My kids attend public school which works well for us. I base my writing time around their schedule, so during the school year I get an earlier start so I can be done when they get home. Summers are challenging, but my kids are old enough to play with friends and find activities to keep them occupied. We still have days where I’m working on a project and they throw themselves over my lap claiming boredom. When I find the trick to ending that, I’ll let you know.
12. What does a typical day/week look like? Are you a morning or night person? Do you stick to a schedule or create whenever you can?
Monday, Tuesday, Thursday, Friday are work days for me. Mornings don’t happen for me until after 8 am because I’m not an early bird nor do I need to get a worm. I usually get started around 9 am and work until 4 pm during the school year, a bit later during the summer. We always eat dinner together and spend evenings as a family, no work allowed. Wednesdays are an adventure day for the kids and I and weekends are spent as a family. My schedule isn’t set in stone, but I try to stay consistent because it creates less stress for the people who live with me. There are nights when I can’t sleep so I will end up working on something until 3 am, but then I’m wiped out the next day so I try not to do that too often. There is also a ridiculous amount of coffee involved my schedule.
13. Can you offer any advice or tips to other creative mothers on? Inspiration, wisdom?
Never give up on your dream. Persistence has always been tough for me and when I am ready to give up, I’m lucky to have my husband there to remind me to keep going. I’ve also realized that when I’m deep in my shit, I need to step away and do something active. My advice is to give yourself some goals that aren’t attached to your art, so that you can find inspiration and release in other ways. I recently trained for and finished a 50 mile bike race. I hadn’t ridden a bike in years, so that was huge for me. It gave me some great writing ideas and reminded me that I was capable of finishing something that initially seemed impossible.
14. Finally, name an creative mother who inspires you. Why and how does she inspire you?
My mom. That’s it. There are many other artist moms that I love, but she is my inspiration. She was a stay at home parent to three kids, living on a very small budget and she was always creating. Her talent is beyond anything I have ever seen on Pinterest or Etsy and I have begged her to sell her amazing artwork, but she refuses. She always tells me “I love the process of making something and the way I feel when it’s complete. Selling it was never the point of making it.” Needless to say, her house is filled to the brim with denim quilts, paintings, baby clothes and paper crafts. One day I hope to be that passionate about my work.

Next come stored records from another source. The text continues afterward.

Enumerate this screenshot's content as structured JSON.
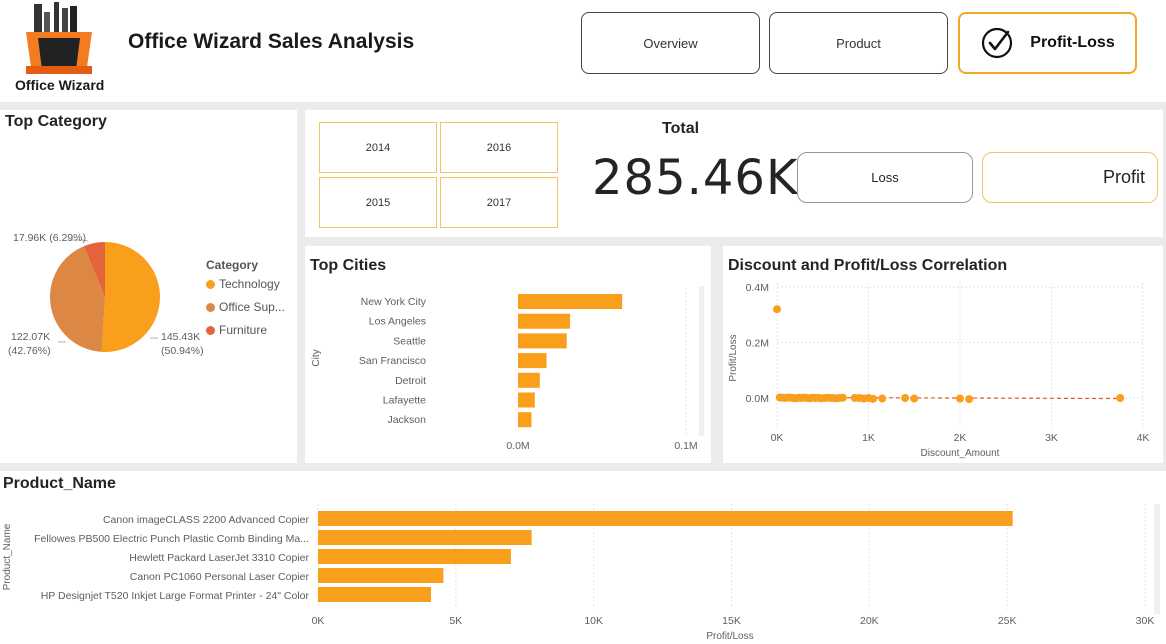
{
  "header": {
    "logo_text": "Office Wizard",
    "title": "Office Wizard Sales Analysis",
    "nav": [
      {
        "label": "Overview",
        "active": false
      },
      {
        "label": "Product",
        "active": false
      },
      {
        "label": "Profit-Loss",
        "active": true
      }
    ]
  },
  "colors": {
    "accent": "#f5a623",
    "bar": "#f99f1c",
    "technology": "#f99f1c",
    "office_supplies": "#dd8744",
    "furniture": "#e2653b",
    "trend": "#e35b2a"
  },
  "top_category": {
    "title": "Top Category",
    "legend_title": "Category",
    "legend": [
      "Technology",
      "Office Sup...",
      "Furniture"
    ]
  },
  "filters": {
    "years": [
      "2014",
      "2016",
      "2015",
      "2017"
    ]
  },
  "kpi": {
    "label": "Total",
    "value": "285.46K",
    "loss_label": "Loss",
    "profit_label": "Profit"
  },
  "top_cities": {
    "title": "Top Cities"
  },
  "correlation": {
    "title": "Discount and Profit/Loss Correlation"
  },
  "product_name": {
    "title": "Product_Name"
  },
  "chart_data": [
    {
      "type": "pie",
      "title": "Top Category",
      "legend_title": "Category",
      "categories": [
        "Technology",
        "Office Supplies",
        "Furniture"
      ],
      "values": [
        145.43,
        122.07,
        17.96
      ],
      "value_labels": [
        "145.43K",
        "122.07K",
        "17.96K"
      ],
      "percent_labels": [
        "(50.94%)",
        "(42.76%)",
        "(6.29%)"
      ],
      "legend_position": "right"
    },
    {
      "type": "bar",
      "orientation": "horizontal",
      "title": "Top Cities",
      "ylabel": "City",
      "categories": [
        "New York City",
        "Los Angeles",
        "Seattle",
        "San Francisco",
        "Detroit",
        "Lafayette",
        "Jackson"
      ],
      "values": [
        0.062,
        0.031,
        0.029,
        0.017,
        0.013,
        0.01,
        0.008
      ],
      "xlim": [
        0,
        0.1
      ],
      "xticks": [
        "0.0M",
        "0.1M"
      ]
    },
    {
      "type": "scatter",
      "title": "Discount and Profit/Loss Correlation",
      "xlabel": "Discount_Amount",
      "ylabel": "Profit/Loss",
      "xlim": [
        0,
        4000
      ],
      "ylim": [
        -0.03,
        0.4
      ],
      "xticks": [
        "0K",
        "1K",
        "2K",
        "3K",
        "4K"
      ],
      "yticks": [
        "0.0M",
        "0.2M",
        "0.4M"
      ],
      "x": [
        0,
        30,
        60,
        90,
        120,
        150,
        180,
        210,
        240,
        270,
        300,
        330,
        360,
        390,
        420,
        450,
        480,
        520,
        560,
        600,
        640,
        680,
        720,
        850,
        900,
        950,
        1000,
        1050,
        1150,
        1400,
        1500,
        2000,
        2100,
        3750
      ],
      "y": [
        0.32,
        0.002,
        0.001,
        0.0,
        0.002,
        0.001,
        0.0,
        -0.001,
        0.001,
        0.0,
        0.002,
        0.0,
        -0.001,
        0.001,
        0.0,
        0.001,
        -0.001,
        0.0,
        0.001,
        0.0,
        -0.001,
        0.0,
        0.001,
        0.0,
        0.0,
        -0.002,
        0.0,
        -0.003,
        -0.002,
        0.0,
        -0.002,
        -0.002,
        -0.004,
        0.0
      ],
      "trendline": true
    },
    {
      "type": "bar",
      "orientation": "horizontal",
      "title": "Product_Name",
      "xlabel": "Profit/Loss",
      "ylabel": "Product_Name",
      "categories": [
        "Canon imageCLASS 2200 Advanced Copier",
        "Fellowes PB500 Electric Punch Plastic Comb Binding Ma...",
        "Hewlett Packard LaserJet 3310 Copier",
        "Canon PC1060 Personal Laser Copier",
        "HP Designjet T520 Inkjet Large Format Printer - 24\" Color"
      ],
      "values": [
        25200,
        7750,
        7000,
        4550,
        4100
      ],
      "xlim": [
        0,
        30000
      ],
      "xticks": [
        "0K",
        "5K",
        "10K",
        "15K",
        "20K",
        "25K",
        "30K"
      ]
    }
  ]
}
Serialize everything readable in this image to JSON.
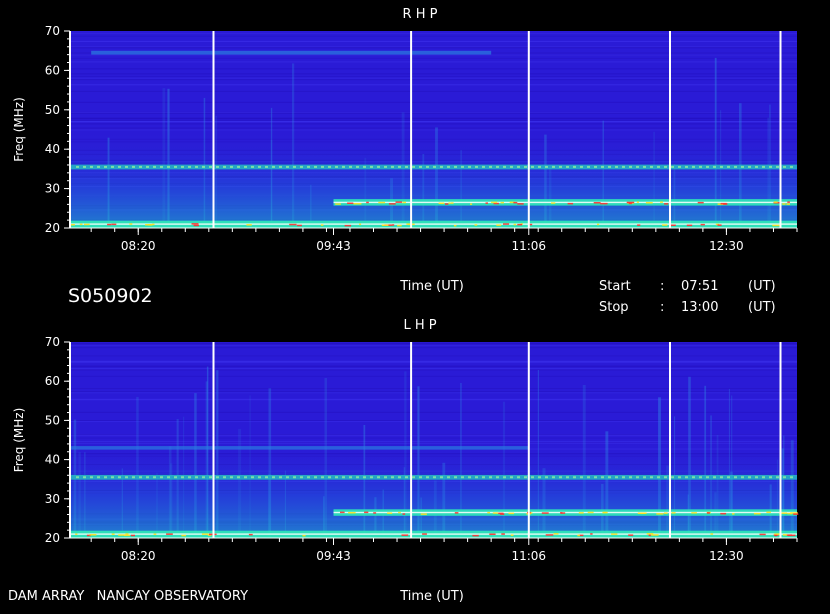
{
  "page": {
    "id_label": "S050902",
    "footer_left": "DAM ARRAY   NANCAY OBSERVATORY",
    "start_label": "Start",
    "start_time": "07:51",
    "stop_label": "Stop",
    "stop_time": "13:00",
    "colon": ":",
    "unit": "(UT)"
  },
  "colors": {
    "background": "#000000",
    "spectrum_base": "#2a1bd6",
    "axis": "#ffffff"
  },
  "chart_data": [
    {
      "type": "heatmap",
      "title": "R H P",
      "xlabel": "Time (UT)",
      "ylabel": "Freq (MHz)",
      "xlim": [
        "07:51",
        "13:00"
      ],
      "ylim": [
        20,
        70
      ],
      "x_ticks": [
        "08:20",
        "09:43",
        "11:06",
        "12:30"
      ],
      "y_ticks": [
        20,
        30,
        40,
        50,
        60,
        70
      ],
      "vertical_markers": [
        "08:52",
        "10:16",
        "11:06",
        "12:06",
        "12:53"
      ],
      "bands": [
        {
          "freq_mhz": 21,
          "t_start": "07:51",
          "t_end": "13:00",
          "intensity": 0.95
        },
        {
          "freq_mhz": 26.5,
          "t_start": "09:43",
          "t_end": "13:00",
          "intensity": 0.9
        },
        {
          "freq_mhz": 35.5,
          "t_start": "07:51",
          "t_end": "13:00",
          "intensity": 0.55
        },
        {
          "freq_mhz": 64.5,
          "t_start": "08:00",
          "t_end": "10:50",
          "intensity": 0.35
        }
      ]
    },
    {
      "type": "heatmap",
      "title": "L H P",
      "xlabel": "Time (UT)",
      "ylabel": "Freq (MHz)",
      "xlim": [
        "07:51",
        "13:00"
      ],
      "ylim": [
        20,
        70
      ],
      "x_ticks": [
        "08:20",
        "09:43",
        "11:06",
        "12:30"
      ],
      "y_ticks": [
        20,
        30,
        40,
        50,
        60,
        70
      ],
      "vertical_markers": [
        "08:52",
        "10:16",
        "11:06",
        "12:06",
        "12:53"
      ],
      "bands": [
        {
          "freq_mhz": 21,
          "t_start": "07:51",
          "t_end": "13:00",
          "intensity": 0.95
        },
        {
          "freq_mhz": 26.5,
          "t_start": "09:43",
          "t_end": "13:00",
          "intensity": 0.9
        },
        {
          "freq_mhz": 35.5,
          "t_start": "07:51",
          "t_end": "13:00",
          "intensity": 0.55
        },
        {
          "freq_mhz": 43,
          "t_start": "07:51",
          "t_end": "11:06",
          "intensity": 0.3
        }
      ]
    }
  ]
}
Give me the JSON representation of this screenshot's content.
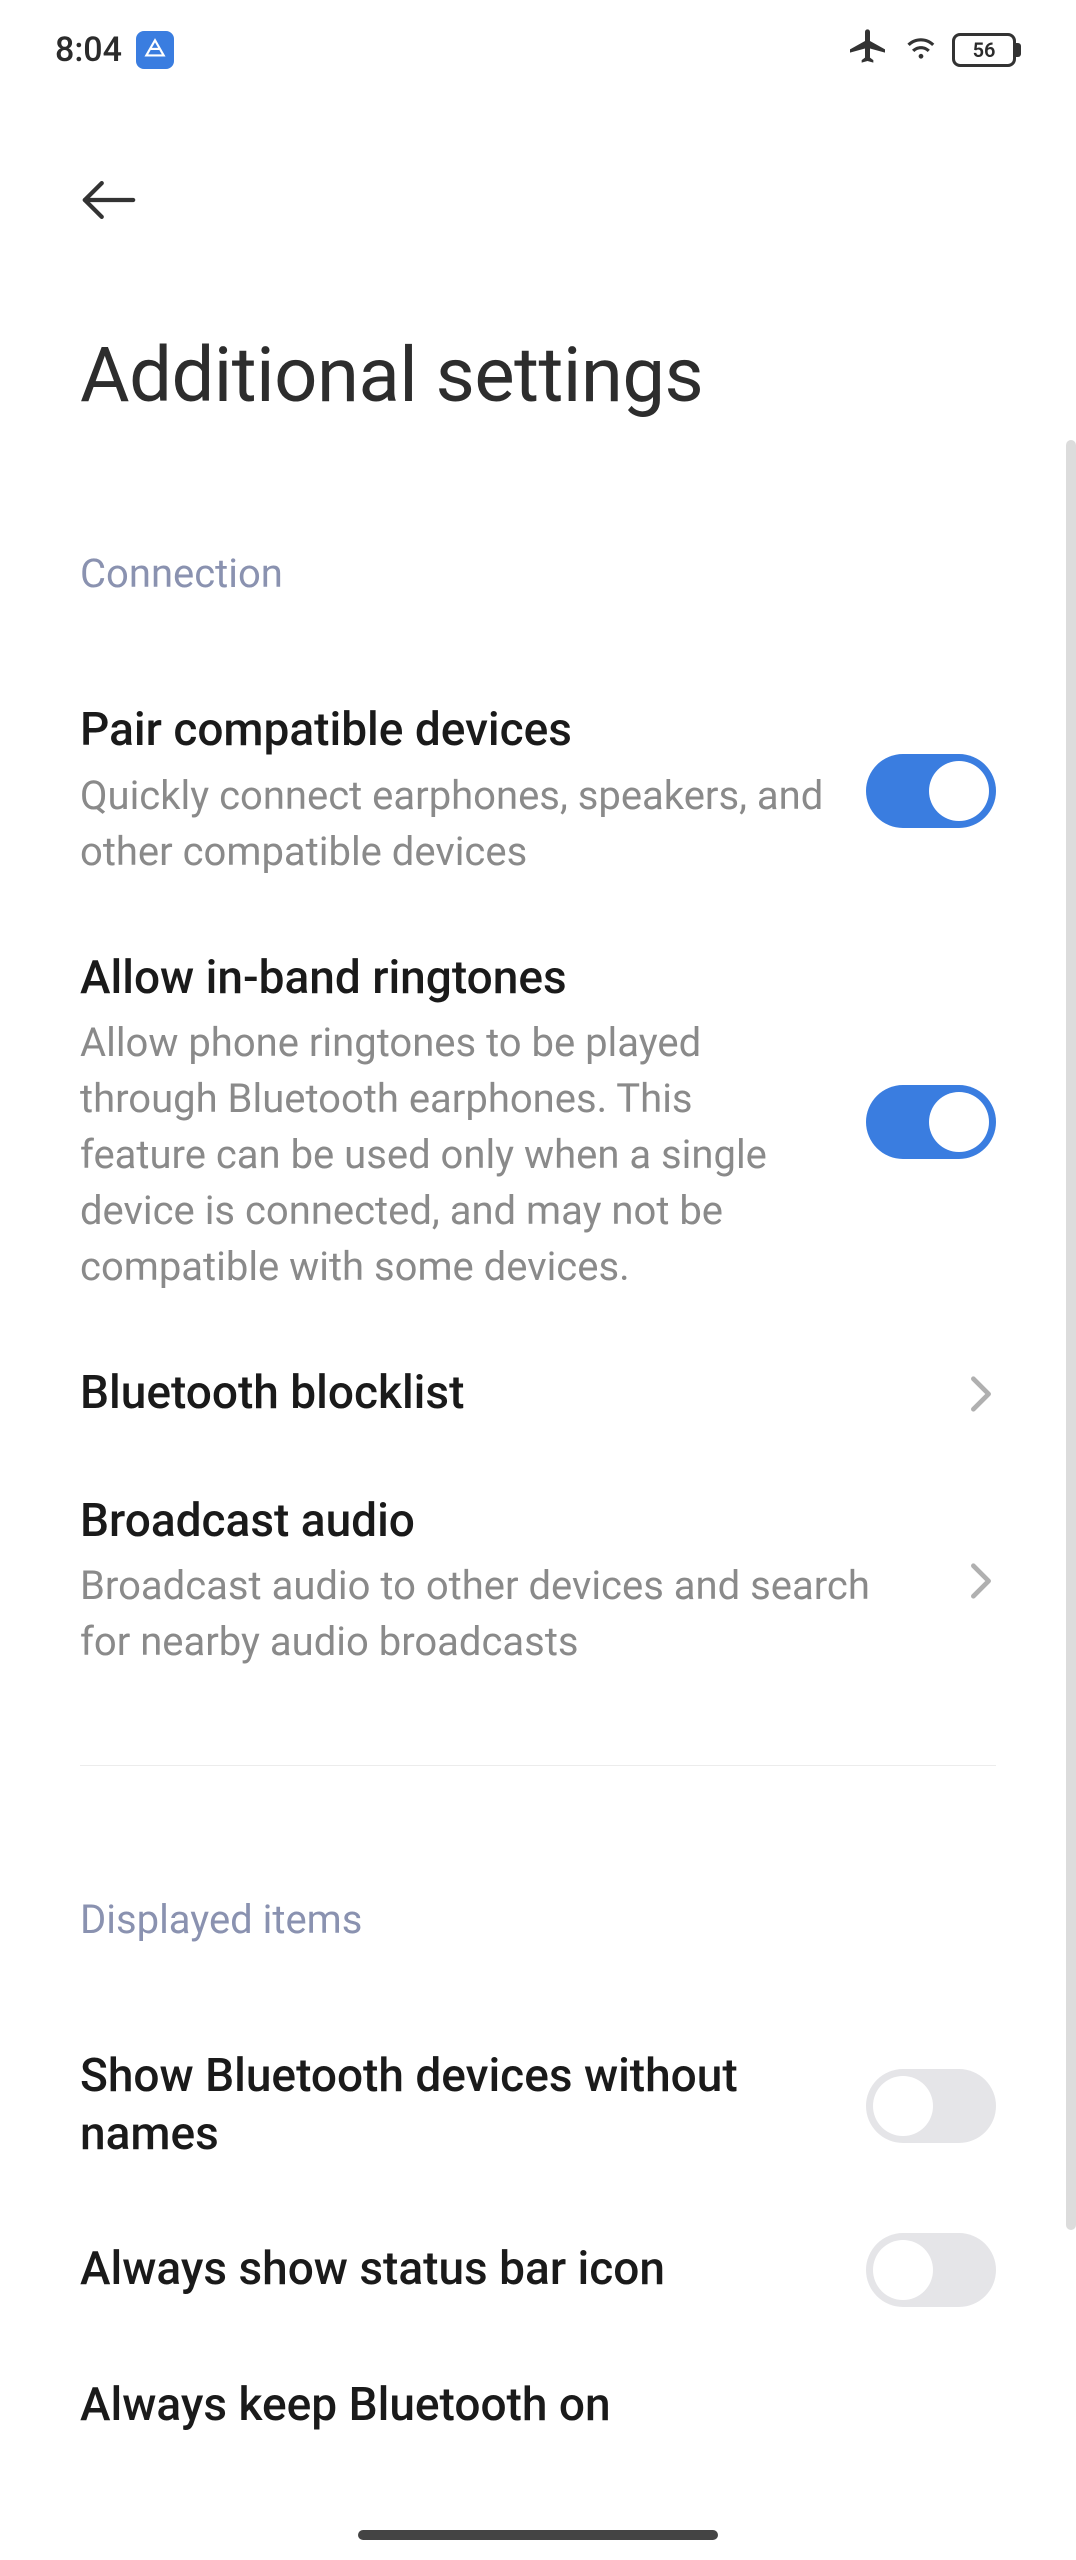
{
  "status": {
    "time": "8:04",
    "battery": "56"
  },
  "page": {
    "title": "Additional settings"
  },
  "sections": {
    "connection": {
      "header": "Connection"
    },
    "displayed": {
      "header": "Displayed items"
    }
  },
  "settings": {
    "pair": {
      "title": "Pair compatible devices",
      "desc": "Quickly connect earphones, speakers, and other compatible devices",
      "on": true
    },
    "inband": {
      "title": "Allow in-band ringtones",
      "desc": "Allow phone ringtones to be played through Bluetooth earphones. This feature can be used only when a single device is connected, and may not be compatible with some devices.",
      "on": true
    },
    "blocklist": {
      "title": "Bluetooth blocklist"
    },
    "broadcast": {
      "title": "Broadcast audio",
      "desc": "Broadcast audio to other devices and search for nearby audio broadcasts"
    },
    "show_unnamed": {
      "title": "Show Bluetooth devices without names",
      "on": false
    },
    "status_icon": {
      "title": "Always show status bar icon",
      "on": false
    },
    "keep_on": {
      "title": "Always keep Bluetooth on"
    }
  }
}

Creative Mothers is a weekly blog series here at Days With The Grays that helps to share, connect, and inspire creative mothers from all over the world. All right here, in one place.
Are you a Creative Mother, or do you know one? Want to be interviewed? Send me an email at email@example.com and I will send you the interview questions and info that I need.